But who does this really harm? One could easily say the business owners of those areas, who will bear the brunt of the now-legalized criminal activity. Afterall, the leading misdemeanor in Seattle is, by far, theft. According to Seattle’s crime statistics, there were nearly 26,000 cases of larceny and over 7,600 cases of burglary. Nearly all of those would be classified as misdemeanors. Business owners are easily harmed by all this newly legalized criminal activity.
But what does that translate to on a grander scale? The neighborhoods where these crimes tend to be committed are the poorer Seattle areas. What would be the outcome of increased theft in the poorer neighborhoods? Let me use an example I heard from political commentator Sean Fitzgerald on his YouTube channel, Actual Justice Warrior. Take a store that sells an item for 25 cents and makes one cent profit on every one of those items sold. If for every 25 times that item leaves the store, one of them is stolen, that would negate the entire profit margin for the business owner. So what would the owner have to do? Raise prices. That’s bad for the owner. That’s bad for the consumer. That’s bad for the local economy especially, because shoplifting will no longer be prosecutable if the offender is too poor to pay for it. And as the prices rise, more and more people can claim poverty. Crime will only increase, and the poorer neighborhoods will suffer.
But that’s just theft. There are many other crimes considered misdemeanors in Washington State. A DUI is a misdemeanor. Imagine an individual who decides to forgo the expensive cab ride in favor of driving drunk because he could get away with a DUI. Drug possession would fall under this banner, and there are many, even on the right, who would be fine with decriminalizing drug possession. But other potential crimes include assault, harassment, property destruction, and indecent exposure. All excusable given the right circumstances.
Under this law, Jean Valjean’s story would have been vastly different. In the original story, Valjean stole a loaf of bread to feed his starving family, was caught, paid his dues to society, and was unjustly chased for the rest of his life after trying to make a better life for himself. Under this new legislation, Valjean would have been able to continue a life of petty theft (at best), and never try to make anything of himself, because this was all he knew how to do. He never would have been able to recognize the injustice of a system that labels one a criminal for life despite having paid his debt to society - and despite knowing that what he was doing is probably wrong, he’d never have any reason to change.

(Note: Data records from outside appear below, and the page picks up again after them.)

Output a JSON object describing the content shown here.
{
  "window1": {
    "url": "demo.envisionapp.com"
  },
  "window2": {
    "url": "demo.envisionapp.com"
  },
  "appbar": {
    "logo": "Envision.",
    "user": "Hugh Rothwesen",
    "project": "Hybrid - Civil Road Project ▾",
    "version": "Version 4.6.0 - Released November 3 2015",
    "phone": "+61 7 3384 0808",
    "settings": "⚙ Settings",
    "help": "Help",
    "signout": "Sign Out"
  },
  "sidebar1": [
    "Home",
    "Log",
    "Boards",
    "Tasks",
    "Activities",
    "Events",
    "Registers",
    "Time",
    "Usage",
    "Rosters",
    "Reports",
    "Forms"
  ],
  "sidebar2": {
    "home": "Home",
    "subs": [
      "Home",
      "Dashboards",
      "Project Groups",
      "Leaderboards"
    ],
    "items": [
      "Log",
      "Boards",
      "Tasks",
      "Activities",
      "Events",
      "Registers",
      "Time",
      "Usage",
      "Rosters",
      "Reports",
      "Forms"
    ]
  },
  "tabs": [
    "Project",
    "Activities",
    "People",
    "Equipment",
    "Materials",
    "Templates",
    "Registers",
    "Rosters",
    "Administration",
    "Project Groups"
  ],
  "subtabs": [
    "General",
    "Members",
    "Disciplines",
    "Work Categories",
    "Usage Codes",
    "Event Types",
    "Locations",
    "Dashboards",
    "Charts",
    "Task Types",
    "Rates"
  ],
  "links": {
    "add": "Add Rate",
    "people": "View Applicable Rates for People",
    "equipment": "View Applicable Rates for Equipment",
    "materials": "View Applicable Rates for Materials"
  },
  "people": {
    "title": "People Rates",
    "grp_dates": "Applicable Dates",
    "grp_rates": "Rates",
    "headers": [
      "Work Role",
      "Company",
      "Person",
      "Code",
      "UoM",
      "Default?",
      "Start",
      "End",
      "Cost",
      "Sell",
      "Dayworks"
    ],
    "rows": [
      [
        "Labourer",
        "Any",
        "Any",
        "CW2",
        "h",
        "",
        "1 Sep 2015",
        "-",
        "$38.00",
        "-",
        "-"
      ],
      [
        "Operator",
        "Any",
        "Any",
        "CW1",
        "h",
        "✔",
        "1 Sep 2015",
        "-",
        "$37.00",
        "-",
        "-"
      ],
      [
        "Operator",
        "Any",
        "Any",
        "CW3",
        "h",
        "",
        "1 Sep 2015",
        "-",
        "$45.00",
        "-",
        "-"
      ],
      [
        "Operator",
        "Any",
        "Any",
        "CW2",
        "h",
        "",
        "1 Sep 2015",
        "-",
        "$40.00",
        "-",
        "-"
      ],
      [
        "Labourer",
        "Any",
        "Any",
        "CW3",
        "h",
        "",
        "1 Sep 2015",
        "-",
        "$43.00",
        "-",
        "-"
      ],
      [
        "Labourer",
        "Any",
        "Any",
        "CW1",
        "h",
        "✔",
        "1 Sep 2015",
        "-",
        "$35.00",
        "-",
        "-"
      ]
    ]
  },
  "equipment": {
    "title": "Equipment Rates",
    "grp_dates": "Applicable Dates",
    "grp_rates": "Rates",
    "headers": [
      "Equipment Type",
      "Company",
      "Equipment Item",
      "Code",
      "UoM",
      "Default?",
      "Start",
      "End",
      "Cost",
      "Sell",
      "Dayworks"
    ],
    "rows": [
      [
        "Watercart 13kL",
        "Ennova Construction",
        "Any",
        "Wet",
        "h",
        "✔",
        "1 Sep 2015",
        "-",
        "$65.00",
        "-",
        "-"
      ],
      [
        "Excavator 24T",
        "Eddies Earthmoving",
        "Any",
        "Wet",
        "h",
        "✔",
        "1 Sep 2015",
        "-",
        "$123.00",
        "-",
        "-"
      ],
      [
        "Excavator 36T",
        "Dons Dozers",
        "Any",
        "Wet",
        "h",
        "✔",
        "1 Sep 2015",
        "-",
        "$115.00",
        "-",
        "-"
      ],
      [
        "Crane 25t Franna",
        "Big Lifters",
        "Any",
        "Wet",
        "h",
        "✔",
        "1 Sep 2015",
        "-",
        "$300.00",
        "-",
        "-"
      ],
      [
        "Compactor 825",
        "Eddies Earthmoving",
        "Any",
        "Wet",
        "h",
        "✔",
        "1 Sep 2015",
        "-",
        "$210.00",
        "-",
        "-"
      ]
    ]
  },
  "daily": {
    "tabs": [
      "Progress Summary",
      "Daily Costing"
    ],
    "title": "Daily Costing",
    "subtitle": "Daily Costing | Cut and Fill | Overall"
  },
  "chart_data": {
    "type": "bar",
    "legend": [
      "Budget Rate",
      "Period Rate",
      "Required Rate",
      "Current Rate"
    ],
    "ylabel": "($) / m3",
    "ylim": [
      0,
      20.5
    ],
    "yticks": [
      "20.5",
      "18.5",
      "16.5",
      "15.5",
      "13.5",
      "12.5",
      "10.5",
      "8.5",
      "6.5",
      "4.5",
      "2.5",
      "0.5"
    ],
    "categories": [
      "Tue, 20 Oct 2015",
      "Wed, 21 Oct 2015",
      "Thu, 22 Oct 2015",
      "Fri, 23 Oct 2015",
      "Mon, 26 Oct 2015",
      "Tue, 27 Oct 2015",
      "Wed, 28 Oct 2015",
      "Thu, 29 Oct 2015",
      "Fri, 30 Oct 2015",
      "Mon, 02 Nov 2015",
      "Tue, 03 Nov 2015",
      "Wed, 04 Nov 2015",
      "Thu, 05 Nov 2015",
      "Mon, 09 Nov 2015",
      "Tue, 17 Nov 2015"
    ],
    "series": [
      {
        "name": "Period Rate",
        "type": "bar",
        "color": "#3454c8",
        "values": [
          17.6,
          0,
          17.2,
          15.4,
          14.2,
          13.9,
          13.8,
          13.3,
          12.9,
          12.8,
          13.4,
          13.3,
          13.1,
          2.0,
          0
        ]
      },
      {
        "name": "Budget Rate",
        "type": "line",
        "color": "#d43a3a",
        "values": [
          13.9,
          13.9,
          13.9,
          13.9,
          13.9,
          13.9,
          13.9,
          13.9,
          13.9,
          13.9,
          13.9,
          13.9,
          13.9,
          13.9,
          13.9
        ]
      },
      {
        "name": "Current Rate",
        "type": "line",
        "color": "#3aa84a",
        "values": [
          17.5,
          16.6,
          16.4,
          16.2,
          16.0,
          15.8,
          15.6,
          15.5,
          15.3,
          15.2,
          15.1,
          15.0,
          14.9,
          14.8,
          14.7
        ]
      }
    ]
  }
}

A criminal of circumstance is still a criminal. We can be sympathetic to their plight without simultaneously encouraging their actions. Seattle has already show us just how bad a policy like this can make things with their abdication of responsibility of the Capitol Hill neighborhood earlier this year. Decriminalizing crime has immediate dire consequences that for some reason are a blind spot to this council. We can only hope that the proposal fails miserably so that we don’t see this type of policy spring up around the country.
Izzo Zwiren is the host of The Jewish Living Podcast, where he and his guests delve into any and all areas of Orthodox Judaism.